WHAT YOU WILL DO: The answer is to be the full listing, unchanged in every line.
--
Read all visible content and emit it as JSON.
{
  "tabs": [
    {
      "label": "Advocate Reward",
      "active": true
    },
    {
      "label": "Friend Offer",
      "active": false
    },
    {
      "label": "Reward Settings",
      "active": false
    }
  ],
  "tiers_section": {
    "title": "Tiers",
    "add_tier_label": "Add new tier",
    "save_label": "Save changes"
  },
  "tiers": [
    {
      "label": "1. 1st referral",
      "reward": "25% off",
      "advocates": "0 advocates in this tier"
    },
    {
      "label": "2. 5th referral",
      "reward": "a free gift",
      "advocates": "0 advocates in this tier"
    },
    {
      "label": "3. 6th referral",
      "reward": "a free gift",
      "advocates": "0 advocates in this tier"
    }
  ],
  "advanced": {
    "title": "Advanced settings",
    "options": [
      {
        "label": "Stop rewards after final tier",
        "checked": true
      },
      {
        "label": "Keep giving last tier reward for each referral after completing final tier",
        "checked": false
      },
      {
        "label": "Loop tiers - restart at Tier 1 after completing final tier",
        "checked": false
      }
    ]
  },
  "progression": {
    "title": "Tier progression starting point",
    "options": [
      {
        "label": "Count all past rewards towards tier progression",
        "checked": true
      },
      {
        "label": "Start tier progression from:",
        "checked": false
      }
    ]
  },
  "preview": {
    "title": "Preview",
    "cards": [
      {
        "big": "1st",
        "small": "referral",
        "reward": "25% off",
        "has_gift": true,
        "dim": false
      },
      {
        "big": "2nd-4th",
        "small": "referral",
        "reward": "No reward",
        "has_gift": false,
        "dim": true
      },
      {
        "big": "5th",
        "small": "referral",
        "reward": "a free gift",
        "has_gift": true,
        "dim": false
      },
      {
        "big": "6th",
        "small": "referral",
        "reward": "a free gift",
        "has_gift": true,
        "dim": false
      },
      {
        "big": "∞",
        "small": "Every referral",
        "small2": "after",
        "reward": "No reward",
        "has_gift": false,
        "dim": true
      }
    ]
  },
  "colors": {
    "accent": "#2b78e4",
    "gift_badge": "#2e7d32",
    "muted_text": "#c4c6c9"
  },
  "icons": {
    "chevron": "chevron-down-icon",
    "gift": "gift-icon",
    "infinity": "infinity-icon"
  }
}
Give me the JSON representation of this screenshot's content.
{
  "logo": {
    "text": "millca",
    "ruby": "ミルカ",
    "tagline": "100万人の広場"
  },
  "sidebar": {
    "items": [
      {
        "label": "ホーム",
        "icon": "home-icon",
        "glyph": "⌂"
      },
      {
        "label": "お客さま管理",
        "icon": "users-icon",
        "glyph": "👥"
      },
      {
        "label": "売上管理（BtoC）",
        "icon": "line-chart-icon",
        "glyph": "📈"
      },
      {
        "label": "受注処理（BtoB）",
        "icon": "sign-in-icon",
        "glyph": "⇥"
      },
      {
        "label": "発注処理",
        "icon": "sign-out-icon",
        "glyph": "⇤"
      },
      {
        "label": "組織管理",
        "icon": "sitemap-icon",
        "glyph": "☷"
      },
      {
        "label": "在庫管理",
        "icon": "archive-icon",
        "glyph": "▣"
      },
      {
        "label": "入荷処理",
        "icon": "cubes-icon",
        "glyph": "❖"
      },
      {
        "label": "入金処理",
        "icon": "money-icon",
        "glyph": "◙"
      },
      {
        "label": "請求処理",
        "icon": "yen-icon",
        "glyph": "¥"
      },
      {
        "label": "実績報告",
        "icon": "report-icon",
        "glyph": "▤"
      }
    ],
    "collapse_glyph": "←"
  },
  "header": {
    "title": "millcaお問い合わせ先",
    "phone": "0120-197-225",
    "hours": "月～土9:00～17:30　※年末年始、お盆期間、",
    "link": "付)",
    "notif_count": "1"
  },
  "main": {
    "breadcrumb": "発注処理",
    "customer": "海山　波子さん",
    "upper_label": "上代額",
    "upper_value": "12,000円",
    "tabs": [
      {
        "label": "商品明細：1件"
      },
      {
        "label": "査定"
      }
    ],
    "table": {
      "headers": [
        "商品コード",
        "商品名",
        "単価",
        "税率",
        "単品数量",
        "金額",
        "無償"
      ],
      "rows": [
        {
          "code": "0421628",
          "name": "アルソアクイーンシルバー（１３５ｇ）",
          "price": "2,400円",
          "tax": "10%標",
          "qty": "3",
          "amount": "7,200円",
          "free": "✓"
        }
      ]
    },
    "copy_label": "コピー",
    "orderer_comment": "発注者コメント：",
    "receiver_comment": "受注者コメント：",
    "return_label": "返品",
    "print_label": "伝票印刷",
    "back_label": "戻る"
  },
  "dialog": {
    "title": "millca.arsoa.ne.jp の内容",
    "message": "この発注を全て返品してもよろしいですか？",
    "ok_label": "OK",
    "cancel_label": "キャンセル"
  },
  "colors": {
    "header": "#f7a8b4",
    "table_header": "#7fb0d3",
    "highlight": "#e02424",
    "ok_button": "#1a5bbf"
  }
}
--
EXPECTED ANSWER:
Read all visible content and emit it as JSON.
{
  "tabs": [
    {
      "label": "Advocate Reward",
      "active": true
    },
    {
      "label": "Friend Offer",
      "active": false
    },
    {
      "label": "Reward Settings",
      "active": false
    }
  ],
  "tiers_section": {
    "title": "Tiers",
    "add_tier_label": "Add new tier",
    "save_label": "Save changes"
  },
  "tiers": [
    {
      "label": "1. 1st referral",
      "reward": "25% off",
      "advocates": "0 advocates in this tier"
    },
    {
      "label": "2. 5th referral",
      "reward": "a free gift",
      "advocates": "0 advocates in this tier"
    },
    {
      "label": "3. 6th referral",
      "reward": "a free gift",
      "advocates": "0 advocates in this tier"
    }
  ],
  "advanced": {
    "title": "Advanced settings",
    "options": [
      {
        "label": "Stop rewards after final tier",
        "checked": true
      },
      {
        "label": "Keep giving last tier reward for each referral after completing final tier",
        "checked": false
      },
      {
        "label": "Loop tiers - restart at Tier 1 after completing final tier",
        "checked": false
      }
    ]
  },
  "progression": {
    "title": "Tier progression starting point",
    "options": [
      {
        "label": "Count all past rewards towards tier progression",
        "checked": true
      },
      {
        "label": "Start tier progression from:",
        "checked": false
      }
    ]
  },
  "preview": {
    "title": "Preview",
    "cards": [
      {
        "big": "1st",
        "small": "referral",
        "reward": "25% off",
        "has_gift": true,
        "dim": false
      },
      {
        "big": "2nd-4th",
        "small": "referral",
        "reward": "No reward",
        "has_gift": false,
        "dim": true
      },
      {
        "big": "5th",
        "small": "referral",
        "reward": "a free gift",
        "has_gift": true,
        "dim": false
      },
      {
        "big": "6th",
        "small": "referral",
        "reward": "a free gift",
        "has_gift": true,
        "dim": false
      },
      {
        "big": "∞",
        "small": "Every referral",
        "small2": "after",
        "reward": "No reward",
        "has_gift": false,
        "dim": true
      }
    ]
  },
  "colors": {
    "accent": "#2b78e4",
    "gift_badge": "#2e7d32",
    "muted_text": "#c4c6c9"
  },
  "icons": {
    "chevron": "chevron-down-icon",
    "gift": "gift-icon",
    "infinity": "infinity-icon"
  }
}
Give me the JSON representation of this screenshot's content.
{
  "logo": {
    "text": "millca",
    "ruby": "ミルカ",
    "tagline": "100万人の広場"
  },
  "sidebar": {
    "items": [
      {
        "label": "ホーム",
        "icon": "home-icon",
        "glyph": "⌂"
      },
      {
        "label": "お客さま管理",
        "icon": "users-icon",
        "glyph": "👥"
      },
      {
        "label": "売上管理（BtoC）",
        "icon": "line-chart-icon",
        "glyph": "📈"
      },
      {
        "label": "受注処理（BtoB）",
        "icon": "sign-in-icon",
        "glyph": "⇥"
      },
      {
        "label": "発注処理",
        "icon": "sign-out-icon",
        "glyph": "⇤"
      },
      {
        "label": "組織管理",
        "icon": "sitemap-icon",
        "glyph": "☷"
      },
      {
        "label": "在庫管理",
        "icon": "archive-icon",
        "glyph": "▣"
      },
      {
        "label": "入荷処理",
        "icon": "cubes-icon",
        "glyph": "❖"
      },
      {
        "label": "入金処理",
        "icon": "money-icon",
        "glyph": "◙"
      },
      {
        "label": "請求処理",
        "icon": "yen-icon",
        "glyph": "¥"
      },
      {
        "label": "実績報告",
        "icon": "report-icon",
        "glyph": "▤"
      }
    ],
    "collapse_glyph": "←"
  },
  "header": {
    "title": "millcaお問い合わせ先",
    "phone": "0120-197-225",
    "hours": "月～土9:00～17:30　※年末年始、お盆期間、",
    "link": "付)",
    "notif_count": "1"
  },
  "main": {
    "breadcrumb": "発注処理",
    "customer": "海山　波子さん",
    "upper_label": "上代額",
    "upper_value": "12,000円",
    "tabs": [
      {
        "label": "商品明細：1件"
      },
      {
        "label": "査定"
      }
    ],
    "table": {
      "headers": [
        "商品コード",
        "商品名",
        "単価",
        "税率",
        "単品数量",
        "金額",
        "無償"
      ],
      "rows": [
        {
          "code": "0421628",
          "name": "アルソアクイーンシルバー（１３５ｇ）",
          "price": "2,400円",
          "tax": "10%標",
          "qty": "3",
          "amount": "7,200円",
          "free": "✓"
        }
      ]
    },
    "copy_label": "コピー",
    "orderer_comment": "発注者コメント：",
    "receiver_comment": "受注者コメント：",
    "return_label": "返品",
    "print_label": "伝票印刷",
    "back_label": "戻る"
  },
  "dialog": {
    "title": "millca.arsoa.ne.jp の内容",
    "message": "この発注を全て返品してもよろしいですか？",
    "ok_label": "OK",
    "cancel_label": "キャンセル"
  },
  "colors": {
    "header": "#f7a8b4",
    "table_header": "#7fb0d3",
    "highlight": "#e02424",
    "ok_button": "#1a5bbf"
  }
}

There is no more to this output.